### Dataset entries
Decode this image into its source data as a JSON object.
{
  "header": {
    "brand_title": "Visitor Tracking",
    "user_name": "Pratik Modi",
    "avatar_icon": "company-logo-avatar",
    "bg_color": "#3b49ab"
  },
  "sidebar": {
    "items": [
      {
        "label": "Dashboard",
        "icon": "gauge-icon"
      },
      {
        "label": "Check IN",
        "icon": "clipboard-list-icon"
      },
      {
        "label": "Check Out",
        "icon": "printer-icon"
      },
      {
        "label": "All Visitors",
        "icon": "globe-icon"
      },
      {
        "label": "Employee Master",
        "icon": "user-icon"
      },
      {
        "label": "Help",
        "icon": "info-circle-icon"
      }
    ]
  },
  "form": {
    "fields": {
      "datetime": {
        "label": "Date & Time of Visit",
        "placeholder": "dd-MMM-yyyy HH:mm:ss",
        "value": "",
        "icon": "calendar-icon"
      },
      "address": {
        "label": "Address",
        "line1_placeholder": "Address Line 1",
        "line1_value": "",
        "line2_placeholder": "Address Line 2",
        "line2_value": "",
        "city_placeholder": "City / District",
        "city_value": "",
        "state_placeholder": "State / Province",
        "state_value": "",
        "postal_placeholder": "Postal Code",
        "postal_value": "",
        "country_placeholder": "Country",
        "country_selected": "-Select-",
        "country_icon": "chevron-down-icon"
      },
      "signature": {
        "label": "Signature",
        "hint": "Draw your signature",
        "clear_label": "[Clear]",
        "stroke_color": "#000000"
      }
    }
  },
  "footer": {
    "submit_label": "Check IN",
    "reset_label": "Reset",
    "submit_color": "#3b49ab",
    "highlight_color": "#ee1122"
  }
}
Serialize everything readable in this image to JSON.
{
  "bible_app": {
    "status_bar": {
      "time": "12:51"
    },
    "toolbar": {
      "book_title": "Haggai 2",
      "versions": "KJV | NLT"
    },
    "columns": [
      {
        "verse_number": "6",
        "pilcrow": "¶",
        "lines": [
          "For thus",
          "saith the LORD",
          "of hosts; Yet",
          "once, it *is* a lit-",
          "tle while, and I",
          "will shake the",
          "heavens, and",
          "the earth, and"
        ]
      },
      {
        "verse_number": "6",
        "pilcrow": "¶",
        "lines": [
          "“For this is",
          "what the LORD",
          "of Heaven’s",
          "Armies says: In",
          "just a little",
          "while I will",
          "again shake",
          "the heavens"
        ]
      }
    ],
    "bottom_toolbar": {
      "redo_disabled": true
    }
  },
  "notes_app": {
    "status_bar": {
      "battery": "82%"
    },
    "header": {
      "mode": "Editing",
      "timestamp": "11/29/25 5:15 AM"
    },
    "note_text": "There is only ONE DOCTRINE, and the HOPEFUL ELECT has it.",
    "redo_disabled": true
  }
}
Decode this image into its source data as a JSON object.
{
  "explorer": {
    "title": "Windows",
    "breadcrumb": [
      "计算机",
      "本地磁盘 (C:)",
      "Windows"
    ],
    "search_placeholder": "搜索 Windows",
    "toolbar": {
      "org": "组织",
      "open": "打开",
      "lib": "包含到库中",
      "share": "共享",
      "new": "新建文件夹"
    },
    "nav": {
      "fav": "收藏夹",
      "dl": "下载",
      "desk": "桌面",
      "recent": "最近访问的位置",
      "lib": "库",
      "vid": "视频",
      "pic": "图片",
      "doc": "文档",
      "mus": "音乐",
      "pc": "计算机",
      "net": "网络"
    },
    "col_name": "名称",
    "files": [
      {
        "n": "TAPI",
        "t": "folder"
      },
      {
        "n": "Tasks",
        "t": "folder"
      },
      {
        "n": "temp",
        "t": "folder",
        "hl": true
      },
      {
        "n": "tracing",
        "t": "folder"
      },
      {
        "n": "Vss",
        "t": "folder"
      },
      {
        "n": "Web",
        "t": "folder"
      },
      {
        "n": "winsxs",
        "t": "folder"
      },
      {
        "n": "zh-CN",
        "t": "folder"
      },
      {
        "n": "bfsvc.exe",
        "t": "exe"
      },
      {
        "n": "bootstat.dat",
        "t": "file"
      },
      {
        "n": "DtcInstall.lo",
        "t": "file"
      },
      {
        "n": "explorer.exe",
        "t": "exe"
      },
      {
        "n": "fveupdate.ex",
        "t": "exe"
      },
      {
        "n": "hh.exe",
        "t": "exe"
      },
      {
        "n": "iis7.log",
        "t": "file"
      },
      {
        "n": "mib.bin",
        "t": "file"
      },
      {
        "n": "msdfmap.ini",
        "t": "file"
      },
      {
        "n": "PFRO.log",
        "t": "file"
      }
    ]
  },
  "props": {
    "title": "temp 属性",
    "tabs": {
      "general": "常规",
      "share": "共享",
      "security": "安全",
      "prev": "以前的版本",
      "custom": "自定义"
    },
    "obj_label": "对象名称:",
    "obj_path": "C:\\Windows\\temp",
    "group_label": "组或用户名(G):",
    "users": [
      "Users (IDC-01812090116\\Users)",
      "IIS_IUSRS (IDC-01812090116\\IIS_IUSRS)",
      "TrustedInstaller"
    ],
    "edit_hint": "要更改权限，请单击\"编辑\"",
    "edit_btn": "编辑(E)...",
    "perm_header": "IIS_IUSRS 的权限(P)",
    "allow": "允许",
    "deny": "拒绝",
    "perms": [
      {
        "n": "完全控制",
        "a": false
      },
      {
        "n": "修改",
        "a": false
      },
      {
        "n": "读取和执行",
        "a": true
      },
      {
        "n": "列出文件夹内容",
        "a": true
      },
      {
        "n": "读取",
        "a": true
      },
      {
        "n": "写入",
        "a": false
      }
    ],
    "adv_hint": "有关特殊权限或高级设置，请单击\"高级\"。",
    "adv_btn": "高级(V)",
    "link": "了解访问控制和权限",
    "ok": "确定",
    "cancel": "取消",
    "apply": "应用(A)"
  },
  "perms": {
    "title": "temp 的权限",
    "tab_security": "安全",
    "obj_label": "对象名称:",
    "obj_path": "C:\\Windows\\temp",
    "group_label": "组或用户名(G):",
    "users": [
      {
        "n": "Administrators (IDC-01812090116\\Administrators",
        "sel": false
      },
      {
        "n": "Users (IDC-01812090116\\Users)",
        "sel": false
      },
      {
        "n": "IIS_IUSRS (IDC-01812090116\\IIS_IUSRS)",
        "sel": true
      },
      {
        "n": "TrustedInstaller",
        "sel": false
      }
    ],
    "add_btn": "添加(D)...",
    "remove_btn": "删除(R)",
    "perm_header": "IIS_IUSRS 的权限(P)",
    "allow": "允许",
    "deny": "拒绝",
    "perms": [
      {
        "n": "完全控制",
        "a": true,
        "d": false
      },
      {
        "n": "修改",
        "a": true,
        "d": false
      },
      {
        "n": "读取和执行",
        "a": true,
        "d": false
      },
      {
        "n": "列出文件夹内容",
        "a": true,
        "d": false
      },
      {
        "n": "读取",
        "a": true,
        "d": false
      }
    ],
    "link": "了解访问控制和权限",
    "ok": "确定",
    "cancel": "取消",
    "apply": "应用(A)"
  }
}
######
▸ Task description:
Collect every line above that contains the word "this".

▸ Solution:
Decode this image into its source data as a JSON object.
Serialize everything readable in this image to JSON.
          "“For this is",
Decode this image into its source data as a JSON object.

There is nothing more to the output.